** Instructions to follow **
Retype the data that follows with no alterations, please.

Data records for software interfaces
****************

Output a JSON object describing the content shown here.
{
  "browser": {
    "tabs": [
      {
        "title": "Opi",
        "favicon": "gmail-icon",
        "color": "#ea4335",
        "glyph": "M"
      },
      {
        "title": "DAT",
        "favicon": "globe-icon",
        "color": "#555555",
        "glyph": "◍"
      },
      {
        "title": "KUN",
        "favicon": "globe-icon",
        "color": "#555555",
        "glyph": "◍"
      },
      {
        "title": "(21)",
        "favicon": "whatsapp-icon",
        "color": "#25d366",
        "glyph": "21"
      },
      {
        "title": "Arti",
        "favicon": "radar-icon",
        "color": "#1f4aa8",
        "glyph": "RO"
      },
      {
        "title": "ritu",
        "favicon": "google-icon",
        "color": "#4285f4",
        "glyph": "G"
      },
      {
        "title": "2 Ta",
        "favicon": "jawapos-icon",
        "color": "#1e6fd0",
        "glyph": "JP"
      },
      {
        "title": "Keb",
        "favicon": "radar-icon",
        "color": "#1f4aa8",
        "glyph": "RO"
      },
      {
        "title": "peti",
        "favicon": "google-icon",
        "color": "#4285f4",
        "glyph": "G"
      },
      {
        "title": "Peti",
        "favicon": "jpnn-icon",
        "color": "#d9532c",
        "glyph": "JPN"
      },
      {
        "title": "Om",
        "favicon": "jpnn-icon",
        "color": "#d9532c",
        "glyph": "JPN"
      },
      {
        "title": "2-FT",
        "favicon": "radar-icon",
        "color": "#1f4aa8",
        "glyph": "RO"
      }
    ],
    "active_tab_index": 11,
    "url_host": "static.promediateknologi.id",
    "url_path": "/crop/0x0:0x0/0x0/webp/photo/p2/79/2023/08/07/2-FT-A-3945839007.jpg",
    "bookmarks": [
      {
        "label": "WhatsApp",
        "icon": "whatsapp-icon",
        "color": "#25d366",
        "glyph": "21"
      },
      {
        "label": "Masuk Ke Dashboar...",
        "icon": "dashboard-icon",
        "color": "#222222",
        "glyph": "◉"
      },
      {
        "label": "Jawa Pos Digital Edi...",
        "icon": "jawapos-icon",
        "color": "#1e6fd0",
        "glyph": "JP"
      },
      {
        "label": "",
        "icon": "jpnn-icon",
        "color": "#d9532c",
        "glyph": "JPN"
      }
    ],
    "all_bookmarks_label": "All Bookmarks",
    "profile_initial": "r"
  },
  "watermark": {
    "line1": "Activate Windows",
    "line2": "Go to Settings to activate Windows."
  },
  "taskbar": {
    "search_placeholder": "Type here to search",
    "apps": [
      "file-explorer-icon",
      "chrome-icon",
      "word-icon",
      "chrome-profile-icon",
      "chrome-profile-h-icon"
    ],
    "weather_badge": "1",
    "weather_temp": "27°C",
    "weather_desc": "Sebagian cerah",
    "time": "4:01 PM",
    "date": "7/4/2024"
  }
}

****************

** Answer for the task **
Output a JSON object describing the content shown here.
{
  "browser": {
    "tabs": [
      {
        "title": "Opi",
        "favicon": "gmail-icon",
        "color": "#ea4335",
        "glyph": "M"
      },
      {
        "title": "DAT",
        "favicon": "globe-icon",
        "color": "#555555",
        "glyph": "◍"
      },
      {
        "title": "KUN",
        "favicon": "globe-icon",
        "color": "#555555",
        "glyph": "◍"
      },
      {
        "title": "(21)",
        "favicon": "whatsapp-icon",
        "color": "#25d366",
        "glyph": "21"
      },
      {
        "title": "Arti",
        "favicon": "radar-icon",
        "color": "#1f4aa8",
        "glyph": "RO"
      },
      {
        "title": "ritu",
        "favicon": "google-icon",
        "color": "#4285f4",
        "glyph": "G"
      },
      {
        "title": "2 Ta",
        "favicon": "jawapos-icon",
        "color": "#1e6fd0",
        "glyph": "JP"
      },
      {
        "title": "Keb",
        "favicon": "radar-icon",
        "color": "#1f4aa8",
        "glyph": "RO"
      },
      {
        "title": "peti",
        "favicon": "google-icon",
        "color": "#4285f4",
        "glyph": "G"
      },
      {
        "title": "Peti",
        "favicon": "jpnn-icon",
        "color": "#d9532c",
        "glyph": "JPN"
      },
      {
        "title": "Om",
        "favicon": "jpnn-icon",
        "color": "#d9532c",
        "glyph": "JPN"
      },
      {
        "title": "2-FT",
        "favicon": "radar-icon",
        "color": "#1f4aa8",
        "glyph": "RO"
      }
    ],
    "active_tab_index": 11,
    "url_host": "static.promediateknologi.id",
    "url_path": "/crop/0x0:0x0/0x0/webp/photo/p2/79/2023/08/07/2-FT-A-3945839007.jpg",
    "bookmarks": [
      {
        "label": "WhatsApp",
        "icon": "whatsapp-icon",
        "color": "#25d366",
        "glyph": "21"
      },
      {
        "label": "Masuk Ke Dashboar...",
        "icon": "dashboard-icon",
        "color": "#222222",
        "glyph": "◉"
      },
      {
        "label": "Jawa Pos Digital Edi...",
        "icon": "jawapos-icon",
        "color": "#1e6fd0",
        "glyph": "JP"
      },
      {
        "label": "",
        "icon": "jpnn-icon",
        "color": "#d9532c",
        "glyph": "JPN"
      }
    ],
    "all_bookmarks_label": "All Bookmarks",
    "profile_initial": "r"
  },
  "watermark": {
    "line1": "Activate Windows",
    "line2": "Go to Settings to activate Windows."
  },
  "taskbar": {
    "search_placeholder": "Type here to search",
    "apps": [
      "file-explorer-icon",
      "chrome-icon",
      "word-icon",
      "chrome-profile-icon",
      "chrome-profile-h-icon"
    ],
    "weather_badge": "1",
    "weather_temp": "27°C",
    "weather_desc": "Sebagian cerah",
    "time": "4:01 PM",
    "date": "7/4/2024"
  }
}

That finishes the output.